He adds, "Accordingly, I have not given any restrictions to the development team, even not ruling out the possibility of making games or using our game characters. However, if you report that we will release Mario on smart devices, it would be a completely misleading statement. It is our intention to release some application on smart devices this year that is capable of attracting consumer attention and communicating the value of our entertainment offerings, so I would encourage you to see how our approach yields results."]
Nintendo's future hardware plans seem to revolve around convergence between its handheld and console devices, according to Iwata's comments, in the manner of smartphones and tablets. "Apple has one iOS platform as does Android, Nintendo has to do the same," Gibson tweeted.
Though handhelds and consoles were very divergent in the past, "Mr. Iwata says... technological advances have narrowed the architectural difference between the two," Inagaki wrote. "He adds he doesn’t know yet whether the two hardware will be merged in the future, but the two will become more like 'brothers.'"
Nintendo merged its console and handheld divisions
almost a year ago.
Instead, as expected, Nintendo hopes to get people to sign up for Nintendo Network IDs on smartphones and interact with the company that way. According to Gibson, Iwata said NNIDs, which are already used on the Wii U and 3DS, will be used in its future handheld and console devices -- confirming the company has no plans to give up its core hardware business.
Instead, it plans to create new services based around the Nintendo Network to build network-based, not device-based, relationships with its customers, Gibson wrote. This service will not be designed to make a profit, but "advertising is not enough, it needs to be fun and engaging."
Nintendo may have no plans to go third-party, but according to the Wall Street Journal, Iwata mentioned plans to license its characters to new partners -- to "expand exposure," per Gibson. However, if this will undermine its own titles, Nintendo will not sign a deal. The company is already in talks with partners to do so, Iwata said.
Sailing Back to the Blue Ocean

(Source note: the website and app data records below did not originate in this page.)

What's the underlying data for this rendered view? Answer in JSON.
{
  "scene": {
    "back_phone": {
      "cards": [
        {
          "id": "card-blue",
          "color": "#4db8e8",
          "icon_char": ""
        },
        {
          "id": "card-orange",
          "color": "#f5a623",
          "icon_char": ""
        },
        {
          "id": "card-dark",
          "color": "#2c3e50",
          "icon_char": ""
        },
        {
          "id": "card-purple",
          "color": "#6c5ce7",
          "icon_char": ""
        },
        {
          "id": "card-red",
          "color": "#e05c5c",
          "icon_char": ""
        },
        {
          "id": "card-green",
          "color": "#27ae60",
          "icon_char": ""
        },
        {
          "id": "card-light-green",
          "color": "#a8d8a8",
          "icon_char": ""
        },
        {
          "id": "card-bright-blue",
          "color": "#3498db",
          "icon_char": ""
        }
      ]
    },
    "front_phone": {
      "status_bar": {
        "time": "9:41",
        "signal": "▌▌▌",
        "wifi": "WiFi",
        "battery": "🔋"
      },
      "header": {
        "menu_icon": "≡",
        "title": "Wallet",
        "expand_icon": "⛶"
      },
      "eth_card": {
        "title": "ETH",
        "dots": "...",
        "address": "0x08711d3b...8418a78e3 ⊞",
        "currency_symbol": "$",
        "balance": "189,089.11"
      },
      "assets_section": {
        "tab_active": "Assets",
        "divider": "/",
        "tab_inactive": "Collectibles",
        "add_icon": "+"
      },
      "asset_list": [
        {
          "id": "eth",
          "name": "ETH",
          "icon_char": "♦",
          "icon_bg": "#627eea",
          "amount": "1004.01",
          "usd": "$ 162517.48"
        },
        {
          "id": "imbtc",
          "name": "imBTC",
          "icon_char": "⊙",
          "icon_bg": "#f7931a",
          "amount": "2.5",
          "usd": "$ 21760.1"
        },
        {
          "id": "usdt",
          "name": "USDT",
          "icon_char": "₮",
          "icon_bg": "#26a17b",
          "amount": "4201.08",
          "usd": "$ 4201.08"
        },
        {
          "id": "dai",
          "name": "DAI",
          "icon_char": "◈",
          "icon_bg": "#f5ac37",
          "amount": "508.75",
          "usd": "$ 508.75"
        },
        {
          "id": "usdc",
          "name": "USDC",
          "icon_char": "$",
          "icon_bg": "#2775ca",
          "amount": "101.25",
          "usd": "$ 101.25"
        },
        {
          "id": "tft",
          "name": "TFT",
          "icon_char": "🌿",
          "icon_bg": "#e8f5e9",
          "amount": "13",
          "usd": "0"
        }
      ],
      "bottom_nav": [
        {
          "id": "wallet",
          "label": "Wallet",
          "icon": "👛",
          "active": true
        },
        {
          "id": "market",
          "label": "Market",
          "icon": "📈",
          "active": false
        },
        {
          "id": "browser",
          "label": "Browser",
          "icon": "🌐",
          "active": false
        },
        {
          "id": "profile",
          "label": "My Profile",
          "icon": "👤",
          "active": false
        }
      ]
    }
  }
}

The company found great success with the original Nintendo DS and the Wii by targeting a consumer base which had not approached video games before -- and Iwata said at the meeting that over the next 10 years, the company hopes to find more success by creating a health-based business.
The goal is "enhancing the quality of life through entertainment," wrote Inagaki, by creating what Gibson called a "quality of life platform" that will "propose [a] healthy structure for day-to-day" life via non-wearable devices -- though the company wouldn't explain what "non-wearable devices" are. Iwata expects "synergies between games platform and QOL platform," tweeted Gibson.
Nintendo's game design guru Shigeru Miyamoto promised that the company is building a "flagship title" to demonstrate the power of its quality of life platform, Gibson wrote.
Further details about these devices will be revealed later in the year, Iwata said. The quality of life platform will roll out in April 2015, Gibson wrote.
Over the next fiscal year, which begins this April, the 3DS "will be the driver" of Nintendo's business, wrote Gibson. The Wii U "will not provide big profit but software titles will drive restoration," he tweeted.
Iwata has "never considered quitting," reports the Wall Street Journal, though he has taken a pay cut
as an admission of responsibility for the company's poor performance.
While the transition to the HD Wii U was rough for Nintendo, the Wall Street Journal's Inagaki wrote that Miyamoto promised that "there’s been an internal improvement in conditions for creating new titles."
Iwata expects increased interest in the Nintendo 3DS from global development teams thanks to its large install base, and as the Wii U rebounds, "third party will follow," per Gibson.